Top of Listed records

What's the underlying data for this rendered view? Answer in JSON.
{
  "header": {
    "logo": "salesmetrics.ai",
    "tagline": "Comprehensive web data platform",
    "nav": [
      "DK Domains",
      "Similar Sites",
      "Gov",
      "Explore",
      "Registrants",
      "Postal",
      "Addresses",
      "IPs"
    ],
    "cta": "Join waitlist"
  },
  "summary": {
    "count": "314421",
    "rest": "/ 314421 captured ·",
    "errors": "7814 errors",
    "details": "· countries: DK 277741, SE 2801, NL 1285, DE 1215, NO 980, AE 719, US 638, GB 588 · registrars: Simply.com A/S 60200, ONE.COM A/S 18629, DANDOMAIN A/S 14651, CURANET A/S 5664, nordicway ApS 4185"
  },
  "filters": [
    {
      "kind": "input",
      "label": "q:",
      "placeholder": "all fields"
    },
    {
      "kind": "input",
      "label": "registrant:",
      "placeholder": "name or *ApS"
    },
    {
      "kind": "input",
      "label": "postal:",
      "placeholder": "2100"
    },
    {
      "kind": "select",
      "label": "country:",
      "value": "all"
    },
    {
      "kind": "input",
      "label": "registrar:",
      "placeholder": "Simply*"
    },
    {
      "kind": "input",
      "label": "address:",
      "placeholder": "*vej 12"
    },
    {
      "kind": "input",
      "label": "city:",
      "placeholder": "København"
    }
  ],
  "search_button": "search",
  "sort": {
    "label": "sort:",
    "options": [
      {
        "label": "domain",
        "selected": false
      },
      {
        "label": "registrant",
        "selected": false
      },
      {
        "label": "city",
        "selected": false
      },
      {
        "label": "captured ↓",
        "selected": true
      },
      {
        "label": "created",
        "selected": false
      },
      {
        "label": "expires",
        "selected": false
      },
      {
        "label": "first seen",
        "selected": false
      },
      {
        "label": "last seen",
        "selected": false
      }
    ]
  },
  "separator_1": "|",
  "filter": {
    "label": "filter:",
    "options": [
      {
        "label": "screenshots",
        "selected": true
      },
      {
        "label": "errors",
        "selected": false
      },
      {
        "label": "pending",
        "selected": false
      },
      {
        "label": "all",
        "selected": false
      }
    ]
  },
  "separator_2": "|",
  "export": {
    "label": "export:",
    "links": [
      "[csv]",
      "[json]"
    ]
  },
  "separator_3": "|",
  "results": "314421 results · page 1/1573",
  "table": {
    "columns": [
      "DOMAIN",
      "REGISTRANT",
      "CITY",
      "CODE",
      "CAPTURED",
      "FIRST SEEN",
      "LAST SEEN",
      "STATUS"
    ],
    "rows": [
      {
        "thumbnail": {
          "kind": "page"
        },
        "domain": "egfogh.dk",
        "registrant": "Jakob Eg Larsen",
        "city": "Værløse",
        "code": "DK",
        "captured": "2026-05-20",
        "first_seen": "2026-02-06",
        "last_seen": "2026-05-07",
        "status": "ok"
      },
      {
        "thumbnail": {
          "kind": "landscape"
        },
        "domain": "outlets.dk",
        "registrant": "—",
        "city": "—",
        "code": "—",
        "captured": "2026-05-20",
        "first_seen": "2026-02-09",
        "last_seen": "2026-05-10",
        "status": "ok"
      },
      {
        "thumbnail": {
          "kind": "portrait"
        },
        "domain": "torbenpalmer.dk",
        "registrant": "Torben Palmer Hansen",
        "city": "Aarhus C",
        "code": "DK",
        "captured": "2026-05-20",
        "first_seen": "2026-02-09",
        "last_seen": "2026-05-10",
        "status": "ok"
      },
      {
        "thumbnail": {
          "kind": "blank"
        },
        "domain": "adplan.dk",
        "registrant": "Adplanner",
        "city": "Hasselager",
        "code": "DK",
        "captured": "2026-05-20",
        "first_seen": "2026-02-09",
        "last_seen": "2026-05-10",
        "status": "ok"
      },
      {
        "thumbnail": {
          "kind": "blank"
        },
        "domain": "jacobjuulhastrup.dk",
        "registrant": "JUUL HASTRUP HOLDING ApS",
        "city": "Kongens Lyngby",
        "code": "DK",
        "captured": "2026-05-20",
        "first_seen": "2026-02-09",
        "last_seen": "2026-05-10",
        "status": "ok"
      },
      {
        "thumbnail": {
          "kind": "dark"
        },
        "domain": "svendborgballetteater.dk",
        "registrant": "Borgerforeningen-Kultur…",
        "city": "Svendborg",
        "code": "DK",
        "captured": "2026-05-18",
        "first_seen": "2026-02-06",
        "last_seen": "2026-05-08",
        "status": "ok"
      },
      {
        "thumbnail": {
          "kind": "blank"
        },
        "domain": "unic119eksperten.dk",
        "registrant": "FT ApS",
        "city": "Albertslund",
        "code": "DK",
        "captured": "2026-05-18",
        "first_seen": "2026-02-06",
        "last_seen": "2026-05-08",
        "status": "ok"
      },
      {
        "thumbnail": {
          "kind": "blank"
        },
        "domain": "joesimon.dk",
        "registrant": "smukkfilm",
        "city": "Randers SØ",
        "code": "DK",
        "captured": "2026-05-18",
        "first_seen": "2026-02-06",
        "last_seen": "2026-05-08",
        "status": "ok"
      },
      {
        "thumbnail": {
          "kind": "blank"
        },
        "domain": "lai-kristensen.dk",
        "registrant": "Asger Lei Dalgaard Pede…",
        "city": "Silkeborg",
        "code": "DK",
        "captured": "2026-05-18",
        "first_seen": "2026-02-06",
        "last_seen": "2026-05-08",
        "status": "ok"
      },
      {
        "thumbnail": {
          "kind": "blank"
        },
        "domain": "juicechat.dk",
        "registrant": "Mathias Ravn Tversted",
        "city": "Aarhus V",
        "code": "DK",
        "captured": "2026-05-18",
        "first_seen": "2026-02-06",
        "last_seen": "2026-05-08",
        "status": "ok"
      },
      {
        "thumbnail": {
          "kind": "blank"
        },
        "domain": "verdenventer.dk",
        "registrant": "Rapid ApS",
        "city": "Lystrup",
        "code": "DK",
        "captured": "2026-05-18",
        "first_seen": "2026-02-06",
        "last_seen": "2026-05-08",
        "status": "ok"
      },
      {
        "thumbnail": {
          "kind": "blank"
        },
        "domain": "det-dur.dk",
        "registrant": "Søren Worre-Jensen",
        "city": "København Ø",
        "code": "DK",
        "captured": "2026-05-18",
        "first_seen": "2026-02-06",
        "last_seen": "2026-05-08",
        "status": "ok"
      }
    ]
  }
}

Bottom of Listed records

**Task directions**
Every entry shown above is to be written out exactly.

**Written answer**
What's the underlying data for this rendered view? Answer in JSON.
{
  "header": {
    "logo": "salesmetrics.ai",
    "tagline": "Comprehensive web data platform",
    "nav": [
      "DK Domains",
      "Similar Sites",
      "Gov",
      "Explore",
      "Registrants",
      "Postal",
      "Addresses",
      "IPs"
    ],
    "cta": "Join waitlist"
  },
  "summary": {
    "count": "314421",
    "rest": "/ 314421 captured ·",
    "errors": "7814 errors",
    "details": "· countries: DK 277741, SE 2801, NL 1285, DE 1215, NO 980, AE 719, US 638, GB 588 · registrars: Simply.com A/S 60200, ONE.COM A/S 18629, DANDOMAIN A/S 14651, CURANET A/S 5664, nordicway ApS 4185"
  },
  "filters": [
    {
      "kind": "input",
      "label": "q:",
      "placeholder": "all fields"
    },
    {
      "kind": "input",
      "label": "registrant:",
      "placeholder": "name or *ApS"
    },
    {
      "kind": "input",
      "label": "postal:",
      "placeholder": "2100"
    },
    {
      "kind": "select",
      "label": "country:",
      "value": "all"
    },
    {
      "kind": "input",
      "label": "registrar:",
      "placeholder": "Simply*"
    },
    {
      "kind": "input",
      "label": "address:",
      "placeholder": "*vej 12"
    },
    {
      "kind": "input",
      "label": "city:",
      "placeholder": "København"
    }
  ],
  "search_button": "search",
  "sort": {
    "label": "sort:",
    "options": [
      {
        "label": "domain",
        "selected": false
      },
      {
        "label": "registrant",
        "selected": false
      },
      {
        "label": "city",
        "selected": false
      },
      {
        "label": "captured ↓",
        "selected": true
      },
      {
        "label": "created",
        "selected": false
      },
      {
        "label": "expires",
        "selected": false
      },
      {
        "label": "first seen",
        "selected": false
      },
      {
        "label": "last seen",
        "selected": false
      }
    ]
  },
  "separator_1": "|",
  "filter": {
    "label": "filter:",
    "options": [
      {
        "label": "screenshots",
        "selected": true
      },
      {
        "label": "errors",
        "selected": false
      },
      {
        "label": "pending",
        "selected": false
      },
      {
        "label": "all",
        "selected": false
      }
    ]
  },
  "separator_2": "|",
  "export": {
    "label": "export:",
    "links": [
      "[csv]",
      "[json]"
    ]
  },
  "separator_3": "|",
  "results": "314421 results · page 1/1573",
  "table": {
    "columns": [
      "DOMAIN",
      "REGISTRANT",
      "CITY",
      "CODE",
      "CAPTURED",
      "FIRST SEEN",
      "LAST SEEN",
      "STATUS"
    ],
    "rows": [
      {
        "thumbnail": {
          "kind": "page"
        },
        "domain": "egfogh.dk",
        "registrant": "Jakob Eg Larsen",
        "city": "Værløse",
        "code": "DK",
        "captured": "2026-05-20",
        "first_seen": "2026-02-06",
        "last_seen": "2026-05-07",
        "status": "ok"
      },
      {
        "thumbnail": {
          "kind": "landscape"
        },
        "domain": "outlets.dk",
        "registrant": "—",
        "city": "—",
        "code": "—",
        "captured": "2026-05-20",
        "first_seen": "2026-02-09",
        "last_seen": "2026-05-10",
        "status": "ok"
      },
      {
        "thumbnail": {
          "kind": "portrait"
        },
        "domain": "torbenpalmer.dk",
        "registrant": "Torben Palmer Hansen",
        "city": "Aarhus C",
        "code": "DK",
        "captured": "2026-05-20",
        "first_seen": "2026-02-09",
        "last_seen": "2026-05-10",
        "status": "ok"
      },
      {
        "thumbnail": {
          "kind": "blank"
        },
        "domain": "adplan.dk",
        "registrant": "Adplanner",
        "city": "Hasselager",
        "code": "DK",
        "captured": "2026-05-20",
        "first_seen": "2026-02-09",
        "last_seen": "2026-05-10",
        "status": "ok"
      },
      {
        "thumbnail": {
          "kind": "blank"
        },
        "domain": "jacobjuulhastrup.dk",
        "registrant": "JUUL HASTRUP HOLDING ApS",
        "city": "Kongens Lyngby",
        "code": "DK",
        "captured": "2026-05-20",
        "first_seen": "2026-02-09",
        "last_seen": "2026-05-10",
        "status": "ok"
      },
      {
        "thumbnail": {
          "kind": "dark"
        },
        "domain": "svendborgballetteater.dk",
        "registrant": "Borgerforeningen-Kultur…",
        "city": "Svendborg",
        "code": "DK",
        "captured": "2026-05-18",
        "first_seen": "2026-02-06",
        "last_seen": "2026-05-08",
        "status": "ok"
      },
      {
        "thumbnail": {
          "kind": "blank"
        },
        "domain": "unic119eksperten.dk",
        "registrant": "FT ApS",
        "city": "Albertslund",
        "code": "DK",
        "captured": "2026-05-18",
        "first_seen": "2026-02-06",
        "last_seen": "2026-05-08",
        "status": "ok"
      },
      {
        "thumbnail": {
          "kind": "blank"
        },
        "domain": "joesimon.dk",
        "registrant": "smukkfilm",
        "city": "Randers SØ",
        "code": "DK",
        "captured": "2026-05-18",
        "first_seen": "2026-02-06",
        "last_seen": "2026-05-08",
        "status": "ok"
      },
      {
        "thumbnail": {
          "kind": "blank"
        },
        "domain": "lai-kristensen.dk",
        "registrant": "Asger Lei Dalgaard Pede…",
        "city": "Silkeborg",
        "code": "DK",
        "captured": "2026-05-18",
        "first_seen": "2026-02-06",
        "last_seen": "2026-05-08",
        "status": "ok"
      },
      {
        "thumbnail": {
          "kind": "blank"
        },
        "domain": "juicechat.dk",
        "registrant": "Mathias Ravn Tversted",
        "city": "Aarhus V",
        "code": "DK",
        "captured": "2026-05-18",
        "first_seen": "2026-02-06",
        "last_seen": "2026-05-08",
        "status": "ok"
      },
      {
        "thumbnail": {
          "kind": "blank"
        },
        "domain": "verdenventer.dk",
        "registrant": "Rapid ApS",
        "city": "Lystrup",
        "code": "DK",
        "captured": "2026-05-18",
        "first_seen": "2026-02-06",
        "last_seen": "2026-05-08",
        "status": "ok"
      },
      {
        "thumbnail": {
          "kind": "blank"
        },
        "domain": "det-dur.dk",
        "registrant": "Søren Worre-Jensen",
        "city": "København Ø",
        "code": "DK",
        "captured": "2026-05-18",
        "first_seen": "2026-02-06",
        "last_seen": "2026-05-08",
        "status": "ok"
      }
    ]
  }
}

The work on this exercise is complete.